HOW TO COMPLETE THIS TASK =>
Search the records for the string "icon". Copy each line where it occurs.

┌─ DATA TO PROCESS

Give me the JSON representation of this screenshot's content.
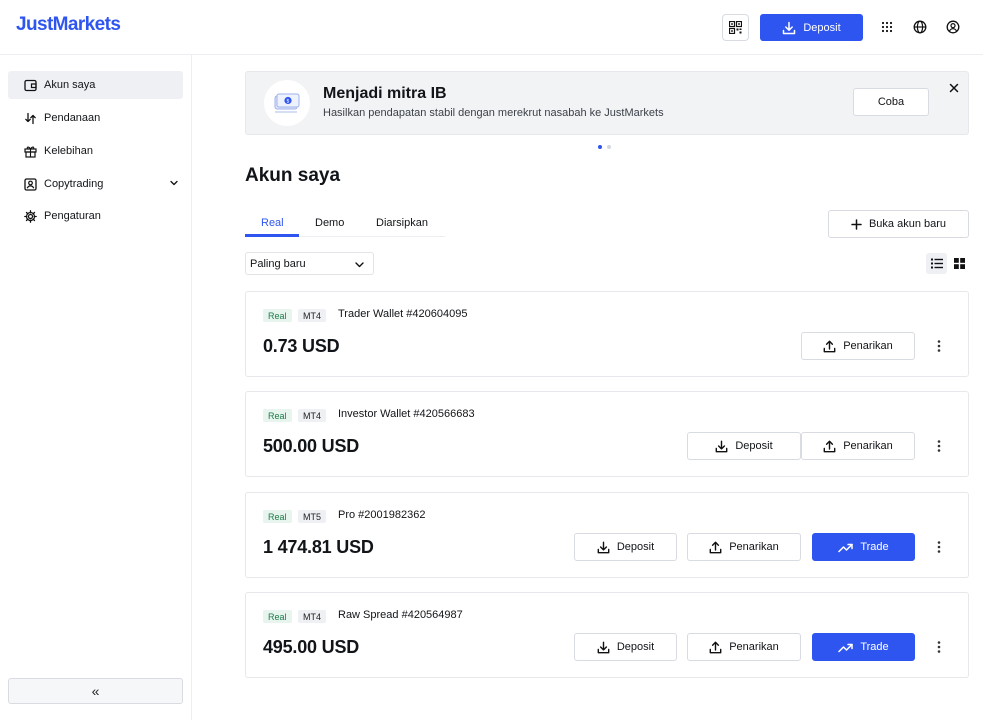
{
  "header": {
    "logo": "JustMarkets",
    "deposit_label": "Deposit"
  },
  "sidebar": {
    "items": [
      {
        "label": "Akun saya",
        "icon": "wallet-icon",
        "active": true
      },
      {
        "label": "Pendanaan",
        "icon": "transfer-icon"
      },
      {
        "label": "Kelebihan",
        "icon": "gift-icon"
      },
      {
        "label": "Copytrading",
        "icon": "copytrading-icon",
        "expandable": true
      },
      {
        "label": "Pengaturan",
        "icon": "gear-icon"
      }
    ],
    "collapse_label": "«"
  },
  "banner": {
    "title": "Menjadi mitra IB",
    "subtitle": "Hasilkan pendapatan stabil dengan merekrut nasabah ke JustMarkets",
    "button_label": "Coba"
  },
  "main": {
    "title": "Akun saya",
    "tabs": [
      {
        "label": "Real",
        "active": true
      },
      {
        "label": "Demo"
      },
      {
        "label": "Diarsipkan"
      }
    ],
    "new_account_label": "Buka akun baru",
    "sort_value": "Paling baru"
  },
  "accounts": [
    {
      "type": "Real",
      "platform": "MT4",
      "name": "Trader Wallet #420604095",
      "balance": "0.73 USD",
      "withdraw_label": "Penarikan"
    },
    {
      "type": "Real",
      "platform": "MT4",
      "name": "Investor Wallet #420566683",
      "balance": "500.00 USD",
      "deposit_label": "Deposit",
      "withdraw_label": "Penarikan"
    },
    {
      "type": "Real",
      "platform": "MT5",
      "name": "Pro #2001982362",
      "balance": "1 474.81 USD",
      "deposit_label": "Deposit",
      "withdraw_label": "Penarikan",
      "trade_label": "Trade"
    },
    {
      "type": "Real",
      "platform": "MT4",
      "name": "Raw Spread #420564987",
      "balance": "495.00 USD",
      "deposit_label": "Deposit",
      "withdraw_label": "Penarikan",
      "trade_label": "Trade"
    }
  ],
  "colors": {
    "brand": "#2f55f0",
    "real_badge_bg": "#e8f4ee",
    "real_badge_text": "#1e7b4a"
  }
}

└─

EXERCISE RESPONSE =>
        "icon": "wallet-icon",
        "icon": "transfer-icon"
        "icon": "gift-icon"
        "icon": "copytrading-icon",
        "icon": "gear-icon"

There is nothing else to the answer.